As children get older, their nutritional needs increase, so keeping up with your well visits and letting your pediatrician check their weight and growth parameters with growth charts is the easiest way for you as a parent to know that your child is eating enough.

Should I worry if my baby’s sleeping habits change? 

Most of the time, no. If they SUDDENLY can’t sleep through the night, it might be an indication of illness, such as an ear infection or other problems. But it might just be behavioral changes in that they’re getting more alert and want Mom and Dad there more to help them fall asleep. Sometimes it’s because a baby’s going through a growth spurt and is starting to eat more and can’t go all night without eating again. Like I tell parents all the time, children will change. As soon as you get a routine down, your child will change on you. So it’s not unusual at all for babies to change their sleeping habits.

Are there any tricks for getting my baby on a regular sleeping schedule? 

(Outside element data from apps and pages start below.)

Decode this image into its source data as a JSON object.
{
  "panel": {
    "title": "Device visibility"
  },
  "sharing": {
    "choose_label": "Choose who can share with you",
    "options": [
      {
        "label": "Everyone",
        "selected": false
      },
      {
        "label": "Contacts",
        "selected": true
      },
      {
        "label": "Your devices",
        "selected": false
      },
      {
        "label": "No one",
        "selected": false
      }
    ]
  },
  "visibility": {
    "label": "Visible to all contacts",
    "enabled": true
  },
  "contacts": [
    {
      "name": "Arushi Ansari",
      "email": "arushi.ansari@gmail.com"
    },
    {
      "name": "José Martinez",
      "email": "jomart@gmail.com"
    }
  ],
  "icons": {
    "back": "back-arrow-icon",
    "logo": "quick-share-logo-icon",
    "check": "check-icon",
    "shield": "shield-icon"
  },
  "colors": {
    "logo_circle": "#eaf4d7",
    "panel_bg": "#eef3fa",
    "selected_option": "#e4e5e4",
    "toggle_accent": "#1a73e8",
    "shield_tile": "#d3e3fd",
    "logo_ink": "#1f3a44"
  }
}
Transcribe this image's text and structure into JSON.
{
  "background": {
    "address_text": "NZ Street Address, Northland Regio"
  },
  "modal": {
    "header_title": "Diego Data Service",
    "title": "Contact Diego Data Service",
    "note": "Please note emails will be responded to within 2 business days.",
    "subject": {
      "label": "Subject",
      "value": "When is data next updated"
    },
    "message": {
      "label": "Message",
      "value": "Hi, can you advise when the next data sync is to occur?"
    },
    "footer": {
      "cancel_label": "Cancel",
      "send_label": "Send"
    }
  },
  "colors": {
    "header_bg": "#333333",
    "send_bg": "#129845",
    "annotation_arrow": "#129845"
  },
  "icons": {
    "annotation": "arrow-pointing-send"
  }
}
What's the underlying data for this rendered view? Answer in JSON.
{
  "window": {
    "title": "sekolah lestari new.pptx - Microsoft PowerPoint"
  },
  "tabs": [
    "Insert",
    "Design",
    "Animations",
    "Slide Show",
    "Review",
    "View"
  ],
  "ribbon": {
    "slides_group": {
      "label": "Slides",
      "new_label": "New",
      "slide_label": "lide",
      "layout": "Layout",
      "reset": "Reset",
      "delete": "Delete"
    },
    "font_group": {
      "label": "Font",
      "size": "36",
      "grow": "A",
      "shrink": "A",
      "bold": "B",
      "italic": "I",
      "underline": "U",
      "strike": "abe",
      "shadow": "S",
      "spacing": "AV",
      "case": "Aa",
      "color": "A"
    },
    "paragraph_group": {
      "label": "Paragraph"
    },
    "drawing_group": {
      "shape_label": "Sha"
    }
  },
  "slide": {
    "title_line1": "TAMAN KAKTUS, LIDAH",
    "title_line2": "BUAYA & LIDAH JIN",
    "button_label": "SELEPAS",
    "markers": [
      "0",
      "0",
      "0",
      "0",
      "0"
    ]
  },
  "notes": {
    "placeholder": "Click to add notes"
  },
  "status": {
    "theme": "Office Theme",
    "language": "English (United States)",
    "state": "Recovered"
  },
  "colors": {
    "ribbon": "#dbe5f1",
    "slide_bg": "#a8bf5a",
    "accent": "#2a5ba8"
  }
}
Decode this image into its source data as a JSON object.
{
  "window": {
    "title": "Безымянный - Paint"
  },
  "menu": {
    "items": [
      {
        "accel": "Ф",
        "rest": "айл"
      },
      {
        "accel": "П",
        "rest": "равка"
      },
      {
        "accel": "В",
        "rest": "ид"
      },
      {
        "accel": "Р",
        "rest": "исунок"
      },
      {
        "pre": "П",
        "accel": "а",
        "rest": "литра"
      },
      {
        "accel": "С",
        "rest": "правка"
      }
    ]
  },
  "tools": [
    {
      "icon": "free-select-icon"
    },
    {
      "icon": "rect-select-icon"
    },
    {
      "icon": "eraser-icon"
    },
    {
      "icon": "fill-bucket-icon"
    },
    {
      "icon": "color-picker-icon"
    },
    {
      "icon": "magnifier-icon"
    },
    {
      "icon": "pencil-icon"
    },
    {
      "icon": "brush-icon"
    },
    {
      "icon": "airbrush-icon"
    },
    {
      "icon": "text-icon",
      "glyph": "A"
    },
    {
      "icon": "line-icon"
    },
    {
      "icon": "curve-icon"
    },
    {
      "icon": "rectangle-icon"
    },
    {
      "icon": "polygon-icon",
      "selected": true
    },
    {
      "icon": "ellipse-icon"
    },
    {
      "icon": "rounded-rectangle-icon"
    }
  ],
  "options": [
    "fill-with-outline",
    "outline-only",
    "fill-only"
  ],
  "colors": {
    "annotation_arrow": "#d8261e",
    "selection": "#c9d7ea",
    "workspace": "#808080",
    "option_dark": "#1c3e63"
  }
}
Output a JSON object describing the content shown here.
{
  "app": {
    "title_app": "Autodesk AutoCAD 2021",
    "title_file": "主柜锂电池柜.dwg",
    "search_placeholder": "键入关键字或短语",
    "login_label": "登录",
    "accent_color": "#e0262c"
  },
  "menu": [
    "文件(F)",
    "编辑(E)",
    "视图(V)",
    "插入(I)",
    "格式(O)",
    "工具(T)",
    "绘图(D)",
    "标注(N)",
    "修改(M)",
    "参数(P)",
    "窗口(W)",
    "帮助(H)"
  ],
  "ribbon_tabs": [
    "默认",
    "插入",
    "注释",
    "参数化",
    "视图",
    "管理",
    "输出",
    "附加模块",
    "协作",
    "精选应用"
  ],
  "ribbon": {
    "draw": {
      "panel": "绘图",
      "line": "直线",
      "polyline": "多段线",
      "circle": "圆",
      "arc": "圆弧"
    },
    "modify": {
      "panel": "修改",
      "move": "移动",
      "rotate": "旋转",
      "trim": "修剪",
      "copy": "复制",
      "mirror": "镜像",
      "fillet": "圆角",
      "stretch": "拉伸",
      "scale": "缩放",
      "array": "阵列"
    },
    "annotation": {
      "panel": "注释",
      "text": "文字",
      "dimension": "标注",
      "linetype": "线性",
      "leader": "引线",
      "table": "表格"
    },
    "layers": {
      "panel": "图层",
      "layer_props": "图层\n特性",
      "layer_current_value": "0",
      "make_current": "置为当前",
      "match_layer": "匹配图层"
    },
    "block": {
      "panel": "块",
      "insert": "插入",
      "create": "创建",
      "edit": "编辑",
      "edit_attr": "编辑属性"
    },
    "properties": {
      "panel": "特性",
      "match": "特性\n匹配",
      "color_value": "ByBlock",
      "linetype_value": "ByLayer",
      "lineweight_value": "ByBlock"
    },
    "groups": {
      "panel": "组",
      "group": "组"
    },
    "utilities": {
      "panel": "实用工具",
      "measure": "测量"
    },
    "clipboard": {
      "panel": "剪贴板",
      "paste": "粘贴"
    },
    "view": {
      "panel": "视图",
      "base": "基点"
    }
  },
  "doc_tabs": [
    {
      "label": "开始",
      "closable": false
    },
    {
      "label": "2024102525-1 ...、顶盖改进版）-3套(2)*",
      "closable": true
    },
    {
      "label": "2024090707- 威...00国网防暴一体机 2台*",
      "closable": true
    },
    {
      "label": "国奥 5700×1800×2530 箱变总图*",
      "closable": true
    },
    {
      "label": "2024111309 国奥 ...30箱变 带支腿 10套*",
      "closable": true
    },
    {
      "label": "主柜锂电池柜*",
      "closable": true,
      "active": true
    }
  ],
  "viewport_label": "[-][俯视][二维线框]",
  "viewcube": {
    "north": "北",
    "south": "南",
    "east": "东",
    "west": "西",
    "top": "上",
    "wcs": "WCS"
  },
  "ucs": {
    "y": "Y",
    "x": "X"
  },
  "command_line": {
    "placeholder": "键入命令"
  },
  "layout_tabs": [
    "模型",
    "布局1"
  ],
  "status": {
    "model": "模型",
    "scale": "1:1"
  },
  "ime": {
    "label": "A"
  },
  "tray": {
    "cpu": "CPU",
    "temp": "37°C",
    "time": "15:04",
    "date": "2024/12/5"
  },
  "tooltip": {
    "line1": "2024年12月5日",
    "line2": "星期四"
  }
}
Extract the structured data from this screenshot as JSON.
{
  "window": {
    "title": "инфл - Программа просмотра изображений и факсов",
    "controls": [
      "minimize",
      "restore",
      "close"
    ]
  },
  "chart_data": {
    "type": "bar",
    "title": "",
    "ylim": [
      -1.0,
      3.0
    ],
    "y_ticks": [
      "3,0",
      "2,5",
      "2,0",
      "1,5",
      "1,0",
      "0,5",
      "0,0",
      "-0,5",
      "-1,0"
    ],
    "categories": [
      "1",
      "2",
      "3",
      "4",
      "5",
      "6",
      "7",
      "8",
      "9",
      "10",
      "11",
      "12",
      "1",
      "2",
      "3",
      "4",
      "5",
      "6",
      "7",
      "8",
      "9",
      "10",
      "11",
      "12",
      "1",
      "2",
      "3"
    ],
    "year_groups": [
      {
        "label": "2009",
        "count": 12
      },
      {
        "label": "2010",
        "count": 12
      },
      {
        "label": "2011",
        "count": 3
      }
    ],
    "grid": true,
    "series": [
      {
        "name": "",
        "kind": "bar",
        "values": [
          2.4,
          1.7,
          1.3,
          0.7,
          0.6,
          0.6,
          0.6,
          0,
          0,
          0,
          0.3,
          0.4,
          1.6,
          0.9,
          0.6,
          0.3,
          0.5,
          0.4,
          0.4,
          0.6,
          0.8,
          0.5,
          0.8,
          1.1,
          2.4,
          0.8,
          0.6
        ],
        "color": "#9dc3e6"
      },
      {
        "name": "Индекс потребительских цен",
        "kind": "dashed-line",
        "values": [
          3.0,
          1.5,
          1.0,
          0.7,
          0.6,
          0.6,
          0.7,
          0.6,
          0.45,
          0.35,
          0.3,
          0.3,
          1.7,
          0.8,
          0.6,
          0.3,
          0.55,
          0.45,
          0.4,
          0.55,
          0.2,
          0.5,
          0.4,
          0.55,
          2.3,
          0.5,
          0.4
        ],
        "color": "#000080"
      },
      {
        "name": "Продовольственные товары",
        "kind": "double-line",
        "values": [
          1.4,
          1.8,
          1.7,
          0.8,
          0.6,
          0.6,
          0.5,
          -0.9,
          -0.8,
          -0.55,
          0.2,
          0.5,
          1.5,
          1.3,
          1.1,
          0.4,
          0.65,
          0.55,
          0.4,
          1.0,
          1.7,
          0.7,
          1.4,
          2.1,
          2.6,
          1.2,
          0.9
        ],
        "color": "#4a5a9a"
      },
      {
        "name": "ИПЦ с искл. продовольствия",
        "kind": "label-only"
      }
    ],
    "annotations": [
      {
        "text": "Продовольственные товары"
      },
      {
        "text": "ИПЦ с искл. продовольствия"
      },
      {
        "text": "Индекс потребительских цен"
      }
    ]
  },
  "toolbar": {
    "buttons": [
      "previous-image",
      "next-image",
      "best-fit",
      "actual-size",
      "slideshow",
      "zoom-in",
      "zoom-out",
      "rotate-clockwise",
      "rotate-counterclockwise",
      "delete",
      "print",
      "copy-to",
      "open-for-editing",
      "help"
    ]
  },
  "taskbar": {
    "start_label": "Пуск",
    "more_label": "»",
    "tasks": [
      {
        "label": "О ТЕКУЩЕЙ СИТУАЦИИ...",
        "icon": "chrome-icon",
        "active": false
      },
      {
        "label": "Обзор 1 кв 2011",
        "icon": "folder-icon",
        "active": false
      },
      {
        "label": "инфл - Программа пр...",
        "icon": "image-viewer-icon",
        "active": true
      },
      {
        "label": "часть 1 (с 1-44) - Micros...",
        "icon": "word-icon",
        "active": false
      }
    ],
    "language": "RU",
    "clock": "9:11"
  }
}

It depends on what’s going on and the age of the baby. Really, I don’t even expect a baby to sleep for a four-hour stretch until they’re one month old, and that’s important for parents to realize.

After they’re one-month old, try to have the baby feed as much as possible during the daytime so they can sleep for longer stretches at night without needing to feed. You can also make sure the baby isn’t sleeping too much during the day, but many infants will need either several small naps of 30–60 minutes or a long, two-hour nap in the middle of the day (and having a baby stay awake all day without napping usually does not mean they’re going to sleep for longer stretches at night).

For a baby, sleep is an important time when the brain resets because it’s learning all of the stimulation they experienced during the day. Being a baby is very busy because their brains are developing so quickly. Sleep lets them process what they’ve learned while they were awake. That’s why so many babies will sleep for 12 hours of a 24-hour period.

How can moms feel more rested when the baby isn’t sleeping regularly? 

What I tell moms in the first couple of months of life is, “Try to sleep whenever the baby is sleeping.” Once moms go back to work, this can be very difficult, but if moms are lucky enough to get a six-week maternity leave, sleep when the baby is sleeping.

So, during the daytime, if the baby happens to fall asleep for a half hour after feeding, please don’t go fold laundry, please don’t unload the dishwasher. Just drink some water, catch up on an email or two, and then close your eyes and give your body some rest. It’s not just your mind that needs resting—it’s your body, as well. One little thing I tell every new parent is something my husband used to say when we had our first child 10 years ago. Whenever anyone would ask him, “So how’s fatherhood?” he would always answer, “It’s relentless.” I think that adjective is very true in terms of how taxing on the mind and body being a new parent is.

If you have questions or would like to discuss any concerns you have regarding your children, you can schedule an appointment with me, Dr. Kathryn Mandal, by calling 817-617-8600 or scheduling online at